* _ASSIGNMENT_: Where the word "title" shows up in a line below, that line is counted. State how many lines are counted, without any other words.

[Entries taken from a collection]
******

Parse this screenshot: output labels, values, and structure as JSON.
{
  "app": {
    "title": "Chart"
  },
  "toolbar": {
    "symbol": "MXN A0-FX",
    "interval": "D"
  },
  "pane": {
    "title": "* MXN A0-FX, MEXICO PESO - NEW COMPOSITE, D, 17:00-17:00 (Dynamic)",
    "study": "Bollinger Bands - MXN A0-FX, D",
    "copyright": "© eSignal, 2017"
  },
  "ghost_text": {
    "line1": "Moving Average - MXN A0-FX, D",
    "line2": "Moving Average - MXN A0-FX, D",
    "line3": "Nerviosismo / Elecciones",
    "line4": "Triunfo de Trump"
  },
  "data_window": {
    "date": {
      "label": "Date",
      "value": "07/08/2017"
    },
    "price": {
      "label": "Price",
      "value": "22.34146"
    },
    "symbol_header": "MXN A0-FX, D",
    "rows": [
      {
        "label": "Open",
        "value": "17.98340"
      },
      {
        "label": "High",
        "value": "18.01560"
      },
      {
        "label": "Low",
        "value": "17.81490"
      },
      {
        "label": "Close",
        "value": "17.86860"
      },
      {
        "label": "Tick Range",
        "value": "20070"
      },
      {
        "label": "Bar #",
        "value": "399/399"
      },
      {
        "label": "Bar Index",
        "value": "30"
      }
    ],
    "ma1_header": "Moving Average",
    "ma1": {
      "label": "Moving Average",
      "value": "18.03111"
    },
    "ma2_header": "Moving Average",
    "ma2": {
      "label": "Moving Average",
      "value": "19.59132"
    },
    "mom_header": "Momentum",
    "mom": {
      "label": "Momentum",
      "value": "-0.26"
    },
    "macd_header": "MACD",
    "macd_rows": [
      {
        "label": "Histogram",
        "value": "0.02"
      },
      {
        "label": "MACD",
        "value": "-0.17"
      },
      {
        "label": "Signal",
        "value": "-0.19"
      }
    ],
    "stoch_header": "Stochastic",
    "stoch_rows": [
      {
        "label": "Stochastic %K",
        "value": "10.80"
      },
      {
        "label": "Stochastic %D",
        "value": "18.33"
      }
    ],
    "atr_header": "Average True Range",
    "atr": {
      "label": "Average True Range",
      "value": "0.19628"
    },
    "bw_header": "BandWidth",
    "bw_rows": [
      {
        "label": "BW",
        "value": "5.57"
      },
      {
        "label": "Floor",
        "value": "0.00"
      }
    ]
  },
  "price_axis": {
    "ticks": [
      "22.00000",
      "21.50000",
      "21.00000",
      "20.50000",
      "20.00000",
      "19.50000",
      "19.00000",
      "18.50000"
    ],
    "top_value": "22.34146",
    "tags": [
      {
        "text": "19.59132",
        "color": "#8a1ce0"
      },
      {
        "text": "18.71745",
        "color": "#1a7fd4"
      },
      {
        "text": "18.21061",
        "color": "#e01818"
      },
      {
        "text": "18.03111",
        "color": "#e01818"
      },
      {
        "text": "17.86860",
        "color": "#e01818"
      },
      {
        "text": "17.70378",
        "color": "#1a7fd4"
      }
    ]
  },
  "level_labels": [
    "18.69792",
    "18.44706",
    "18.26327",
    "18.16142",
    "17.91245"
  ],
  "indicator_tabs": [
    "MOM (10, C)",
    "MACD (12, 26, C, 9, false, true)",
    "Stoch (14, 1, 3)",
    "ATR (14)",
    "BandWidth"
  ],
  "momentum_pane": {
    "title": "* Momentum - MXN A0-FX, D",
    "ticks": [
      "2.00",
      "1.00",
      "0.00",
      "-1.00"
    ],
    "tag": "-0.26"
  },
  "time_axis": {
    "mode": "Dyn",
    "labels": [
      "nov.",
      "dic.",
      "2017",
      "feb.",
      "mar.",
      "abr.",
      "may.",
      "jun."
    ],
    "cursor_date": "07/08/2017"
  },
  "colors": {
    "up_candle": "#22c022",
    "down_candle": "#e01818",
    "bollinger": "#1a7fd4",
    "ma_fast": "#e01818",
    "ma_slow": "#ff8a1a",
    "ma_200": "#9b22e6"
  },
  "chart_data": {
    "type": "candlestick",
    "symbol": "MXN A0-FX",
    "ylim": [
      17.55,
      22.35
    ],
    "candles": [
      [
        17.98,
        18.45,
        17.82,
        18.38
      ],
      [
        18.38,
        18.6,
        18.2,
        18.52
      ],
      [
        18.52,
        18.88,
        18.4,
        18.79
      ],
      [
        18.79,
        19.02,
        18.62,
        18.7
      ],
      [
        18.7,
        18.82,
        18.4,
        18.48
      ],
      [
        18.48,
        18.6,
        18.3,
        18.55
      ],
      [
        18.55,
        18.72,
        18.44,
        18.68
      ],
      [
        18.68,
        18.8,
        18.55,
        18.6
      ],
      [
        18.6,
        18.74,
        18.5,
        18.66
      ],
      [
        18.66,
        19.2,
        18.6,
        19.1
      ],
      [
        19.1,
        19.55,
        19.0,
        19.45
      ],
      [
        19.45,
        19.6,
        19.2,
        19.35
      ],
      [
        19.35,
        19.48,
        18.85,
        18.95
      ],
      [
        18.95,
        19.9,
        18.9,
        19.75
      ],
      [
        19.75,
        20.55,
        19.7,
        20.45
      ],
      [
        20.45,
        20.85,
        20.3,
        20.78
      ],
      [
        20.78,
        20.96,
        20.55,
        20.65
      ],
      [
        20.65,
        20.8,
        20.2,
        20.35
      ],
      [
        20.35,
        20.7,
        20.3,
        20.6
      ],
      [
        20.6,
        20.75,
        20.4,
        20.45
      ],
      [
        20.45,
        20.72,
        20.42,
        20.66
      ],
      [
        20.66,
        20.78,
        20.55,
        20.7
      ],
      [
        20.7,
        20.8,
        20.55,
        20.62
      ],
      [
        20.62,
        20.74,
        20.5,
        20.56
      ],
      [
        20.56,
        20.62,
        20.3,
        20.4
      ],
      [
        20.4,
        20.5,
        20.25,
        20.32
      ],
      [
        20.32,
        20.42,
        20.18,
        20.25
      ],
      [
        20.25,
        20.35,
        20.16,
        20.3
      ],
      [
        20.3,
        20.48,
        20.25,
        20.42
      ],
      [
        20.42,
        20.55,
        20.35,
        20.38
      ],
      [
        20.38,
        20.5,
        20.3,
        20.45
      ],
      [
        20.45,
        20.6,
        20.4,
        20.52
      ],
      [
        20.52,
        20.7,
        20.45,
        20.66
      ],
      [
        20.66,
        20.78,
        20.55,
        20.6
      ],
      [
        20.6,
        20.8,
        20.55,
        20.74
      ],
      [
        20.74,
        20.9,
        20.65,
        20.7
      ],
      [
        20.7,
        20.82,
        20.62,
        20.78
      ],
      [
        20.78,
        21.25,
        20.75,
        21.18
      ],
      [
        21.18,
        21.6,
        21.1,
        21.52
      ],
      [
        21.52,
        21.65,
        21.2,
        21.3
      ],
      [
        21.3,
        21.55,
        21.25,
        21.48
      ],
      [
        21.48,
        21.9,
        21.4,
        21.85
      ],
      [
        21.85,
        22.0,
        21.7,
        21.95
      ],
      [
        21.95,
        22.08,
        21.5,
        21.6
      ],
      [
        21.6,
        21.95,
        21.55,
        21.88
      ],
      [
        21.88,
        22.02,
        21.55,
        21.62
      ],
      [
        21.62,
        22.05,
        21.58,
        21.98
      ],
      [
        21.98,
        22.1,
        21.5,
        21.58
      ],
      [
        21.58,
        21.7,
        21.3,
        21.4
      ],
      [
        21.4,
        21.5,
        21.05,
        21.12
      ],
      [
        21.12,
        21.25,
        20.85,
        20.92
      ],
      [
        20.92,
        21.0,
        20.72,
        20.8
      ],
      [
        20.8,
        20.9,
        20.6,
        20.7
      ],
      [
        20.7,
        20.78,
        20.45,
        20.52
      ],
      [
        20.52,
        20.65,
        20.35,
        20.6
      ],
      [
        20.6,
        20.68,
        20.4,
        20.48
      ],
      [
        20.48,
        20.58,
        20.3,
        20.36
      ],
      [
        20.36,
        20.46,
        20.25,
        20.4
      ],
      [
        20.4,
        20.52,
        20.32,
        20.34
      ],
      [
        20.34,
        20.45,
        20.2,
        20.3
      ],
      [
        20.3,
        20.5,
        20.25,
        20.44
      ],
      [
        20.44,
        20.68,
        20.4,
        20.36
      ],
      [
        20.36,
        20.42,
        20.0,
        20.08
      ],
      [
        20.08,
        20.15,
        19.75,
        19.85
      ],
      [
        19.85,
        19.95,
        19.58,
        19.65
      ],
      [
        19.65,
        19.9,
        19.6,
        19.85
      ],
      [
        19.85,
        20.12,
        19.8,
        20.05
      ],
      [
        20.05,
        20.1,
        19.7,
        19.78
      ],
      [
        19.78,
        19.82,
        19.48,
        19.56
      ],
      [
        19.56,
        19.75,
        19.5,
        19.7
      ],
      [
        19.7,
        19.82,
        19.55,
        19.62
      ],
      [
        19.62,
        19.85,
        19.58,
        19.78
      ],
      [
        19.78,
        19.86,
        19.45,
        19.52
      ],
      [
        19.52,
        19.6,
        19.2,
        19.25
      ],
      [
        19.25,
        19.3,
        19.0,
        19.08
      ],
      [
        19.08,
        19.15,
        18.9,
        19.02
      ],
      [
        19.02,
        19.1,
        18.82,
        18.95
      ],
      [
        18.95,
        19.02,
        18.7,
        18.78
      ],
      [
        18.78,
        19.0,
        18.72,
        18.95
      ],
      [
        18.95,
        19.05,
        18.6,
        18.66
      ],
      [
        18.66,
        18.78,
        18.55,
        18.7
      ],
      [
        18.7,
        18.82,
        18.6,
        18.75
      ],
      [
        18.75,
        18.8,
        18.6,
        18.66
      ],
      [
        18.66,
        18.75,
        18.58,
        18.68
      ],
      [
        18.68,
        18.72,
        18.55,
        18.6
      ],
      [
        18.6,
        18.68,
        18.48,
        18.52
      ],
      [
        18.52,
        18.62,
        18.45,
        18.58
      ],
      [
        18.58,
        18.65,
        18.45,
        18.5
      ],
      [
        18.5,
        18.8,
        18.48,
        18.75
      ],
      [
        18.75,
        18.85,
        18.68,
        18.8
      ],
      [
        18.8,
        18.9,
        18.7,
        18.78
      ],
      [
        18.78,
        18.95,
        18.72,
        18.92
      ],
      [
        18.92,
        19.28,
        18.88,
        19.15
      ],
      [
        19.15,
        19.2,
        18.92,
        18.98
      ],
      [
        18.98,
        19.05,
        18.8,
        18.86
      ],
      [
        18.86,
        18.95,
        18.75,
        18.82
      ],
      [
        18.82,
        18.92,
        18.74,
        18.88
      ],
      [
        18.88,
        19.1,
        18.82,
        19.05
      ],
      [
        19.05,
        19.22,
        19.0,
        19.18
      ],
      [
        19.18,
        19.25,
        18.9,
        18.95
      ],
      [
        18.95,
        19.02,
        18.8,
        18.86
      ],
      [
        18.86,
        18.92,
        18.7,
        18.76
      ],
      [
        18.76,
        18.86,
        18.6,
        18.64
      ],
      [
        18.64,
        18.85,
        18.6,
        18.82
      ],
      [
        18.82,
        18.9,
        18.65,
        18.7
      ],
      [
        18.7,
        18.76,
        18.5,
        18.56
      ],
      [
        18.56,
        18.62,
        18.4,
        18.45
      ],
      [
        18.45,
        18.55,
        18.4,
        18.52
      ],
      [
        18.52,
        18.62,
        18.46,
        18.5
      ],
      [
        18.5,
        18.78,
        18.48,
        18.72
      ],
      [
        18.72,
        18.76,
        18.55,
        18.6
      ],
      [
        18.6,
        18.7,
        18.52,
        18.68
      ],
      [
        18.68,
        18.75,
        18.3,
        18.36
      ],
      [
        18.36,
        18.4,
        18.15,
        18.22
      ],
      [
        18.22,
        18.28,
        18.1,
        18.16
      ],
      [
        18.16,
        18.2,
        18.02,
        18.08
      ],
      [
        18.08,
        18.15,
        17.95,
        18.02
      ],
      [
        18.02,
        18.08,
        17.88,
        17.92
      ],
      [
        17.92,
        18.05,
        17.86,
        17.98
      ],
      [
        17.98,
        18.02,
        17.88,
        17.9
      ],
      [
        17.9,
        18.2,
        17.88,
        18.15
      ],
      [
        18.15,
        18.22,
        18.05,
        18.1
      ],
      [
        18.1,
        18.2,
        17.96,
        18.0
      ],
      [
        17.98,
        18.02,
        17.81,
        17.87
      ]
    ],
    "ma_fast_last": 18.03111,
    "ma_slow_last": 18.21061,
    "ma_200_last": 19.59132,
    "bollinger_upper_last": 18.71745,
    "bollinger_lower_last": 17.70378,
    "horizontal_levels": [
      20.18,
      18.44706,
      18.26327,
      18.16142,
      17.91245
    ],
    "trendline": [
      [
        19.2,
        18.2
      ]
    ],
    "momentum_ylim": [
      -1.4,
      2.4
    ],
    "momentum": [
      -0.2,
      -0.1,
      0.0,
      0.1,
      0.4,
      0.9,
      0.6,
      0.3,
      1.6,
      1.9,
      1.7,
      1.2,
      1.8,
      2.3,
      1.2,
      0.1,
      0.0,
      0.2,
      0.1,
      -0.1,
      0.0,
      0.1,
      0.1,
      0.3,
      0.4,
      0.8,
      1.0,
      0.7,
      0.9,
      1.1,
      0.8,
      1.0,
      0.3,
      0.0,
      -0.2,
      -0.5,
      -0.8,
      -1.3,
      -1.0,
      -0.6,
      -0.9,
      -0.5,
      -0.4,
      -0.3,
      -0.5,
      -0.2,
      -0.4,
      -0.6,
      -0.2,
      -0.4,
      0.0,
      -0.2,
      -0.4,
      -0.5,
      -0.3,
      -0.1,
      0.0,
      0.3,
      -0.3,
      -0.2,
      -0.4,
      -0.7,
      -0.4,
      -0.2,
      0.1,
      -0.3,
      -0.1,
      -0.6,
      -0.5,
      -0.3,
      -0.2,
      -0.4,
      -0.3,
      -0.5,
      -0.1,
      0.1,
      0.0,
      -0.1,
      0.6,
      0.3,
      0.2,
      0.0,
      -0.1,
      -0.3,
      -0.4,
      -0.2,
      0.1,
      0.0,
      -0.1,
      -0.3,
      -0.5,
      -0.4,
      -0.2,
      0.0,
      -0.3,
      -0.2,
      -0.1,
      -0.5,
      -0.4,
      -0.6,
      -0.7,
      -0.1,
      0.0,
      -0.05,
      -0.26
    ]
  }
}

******

* _EXPECTED ANSWER_: 3